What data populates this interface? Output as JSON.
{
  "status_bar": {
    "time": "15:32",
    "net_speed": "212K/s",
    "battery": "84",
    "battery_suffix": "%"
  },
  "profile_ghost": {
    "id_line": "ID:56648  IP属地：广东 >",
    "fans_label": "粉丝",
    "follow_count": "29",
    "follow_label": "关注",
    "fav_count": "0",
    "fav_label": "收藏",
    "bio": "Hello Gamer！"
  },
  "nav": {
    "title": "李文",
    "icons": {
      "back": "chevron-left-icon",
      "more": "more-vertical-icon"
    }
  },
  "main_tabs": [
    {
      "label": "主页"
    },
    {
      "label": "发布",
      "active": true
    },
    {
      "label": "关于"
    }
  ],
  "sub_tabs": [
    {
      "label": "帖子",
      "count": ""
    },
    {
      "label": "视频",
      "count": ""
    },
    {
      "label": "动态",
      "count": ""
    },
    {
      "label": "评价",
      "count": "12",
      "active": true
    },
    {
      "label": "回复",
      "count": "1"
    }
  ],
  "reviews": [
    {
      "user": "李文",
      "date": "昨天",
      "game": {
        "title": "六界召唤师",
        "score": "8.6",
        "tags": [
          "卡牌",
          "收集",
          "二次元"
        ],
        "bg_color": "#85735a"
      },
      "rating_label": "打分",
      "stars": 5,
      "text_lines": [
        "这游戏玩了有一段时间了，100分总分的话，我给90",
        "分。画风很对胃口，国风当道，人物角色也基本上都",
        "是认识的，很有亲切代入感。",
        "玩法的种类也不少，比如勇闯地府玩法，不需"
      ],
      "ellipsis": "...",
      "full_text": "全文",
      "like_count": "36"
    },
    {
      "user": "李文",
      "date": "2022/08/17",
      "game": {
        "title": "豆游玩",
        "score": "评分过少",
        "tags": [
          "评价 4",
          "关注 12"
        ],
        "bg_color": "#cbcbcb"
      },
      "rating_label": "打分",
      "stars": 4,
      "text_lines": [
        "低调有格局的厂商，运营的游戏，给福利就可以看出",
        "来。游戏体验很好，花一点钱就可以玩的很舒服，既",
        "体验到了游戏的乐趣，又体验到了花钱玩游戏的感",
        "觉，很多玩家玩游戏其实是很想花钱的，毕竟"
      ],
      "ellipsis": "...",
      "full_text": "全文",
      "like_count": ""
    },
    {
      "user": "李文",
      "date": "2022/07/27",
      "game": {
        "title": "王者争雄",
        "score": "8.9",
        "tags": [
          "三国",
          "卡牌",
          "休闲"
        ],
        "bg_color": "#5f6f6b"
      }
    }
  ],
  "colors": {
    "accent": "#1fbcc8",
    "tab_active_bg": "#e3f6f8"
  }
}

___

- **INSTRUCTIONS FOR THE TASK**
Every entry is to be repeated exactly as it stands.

- **SOLUTION TO THE EXERCISE**
What data populates this interface? Output as JSON.
{
  "status_bar": {
    "time": "15:32",
    "net_speed": "212K/s",
    "battery": "84",
    "battery_suffix": "%"
  },
  "profile_ghost": {
    "id_line": "ID:56648  IP属地：广东 >",
    "fans_label": "粉丝",
    "follow_count": "29",
    "follow_label": "关注",
    "fav_count": "0",
    "fav_label": "收藏",
    "bio": "Hello Gamer！"
  },
  "nav": {
    "title": "李文",
    "icons": {
      "back": "chevron-left-icon",
      "more": "more-vertical-icon"
    }
  },
  "main_tabs": [
    {
      "label": "主页"
    },
    {
      "label": "发布",
      "active": true
    },
    {
      "label": "关于"
    }
  ],
  "sub_tabs": [
    {
      "label": "帖子",
      "count": ""
    },
    {
      "label": "视频",
      "count": ""
    },
    {
      "label": "动态",
      "count": ""
    },
    {
      "label": "评价",
      "count": "12",
      "active": true
    },
    {
      "label": "回复",
      "count": "1"
    }
  ],
  "reviews": [
    {
      "user": "李文",
      "date": "昨天",
      "game": {
        "title": "六界召唤师",
        "score": "8.6",
        "tags": [
          "卡牌",
          "收集",
          "二次元"
        ],
        "bg_color": "#85735a"
      },
      "rating_label": "打分",
      "stars": 5,
      "text_lines": [
        "这游戏玩了有一段时间了，100分总分的话，我给90",
        "分。画风很对胃口，国风当道，人物角色也基本上都",
        "是认识的，很有亲切代入感。",
        "玩法的种类也不少，比如勇闯地府玩法，不需"
      ],
      "ellipsis": "...",
      "full_text": "全文",
      "like_count": "36"
    },
    {
      "user": "李文",
      "date": "2022/08/17",
      "game": {
        "title": "豆游玩",
        "score": "评分过少",
        "tags": [
          "评价 4",
          "关注 12"
        ],
        "bg_color": "#cbcbcb"
      },
      "rating_label": "打分",
      "stars": 4,
      "text_lines": [
        "低调有格局的厂商，运营的游戏，给福利就可以看出",
        "来。游戏体验很好，花一点钱就可以玩的很舒服，既",
        "体验到了游戏的乐趣，又体验到了花钱玩游戏的感",
        "觉，很多玩家玩游戏其实是很想花钱的，毕竟"
      ],
      "ellipsis": "...",
      "full_text": "全文",
      "like_count": ""
    },
    {
      "user": "李文",
      "date": "2022/07/27",
      "game": {
        "title": "王者争雄",
        "score": "8.9",
        "tags": [
          "三国",
          "卡牌",
          "休闲"
        ],
        "bg_color": "#5f6f6b"
      }
    }
  ],
  "colors": {
    "accent": "#1fbcc8",
    "tab_active_bg": "#e3f6f8"
  }
}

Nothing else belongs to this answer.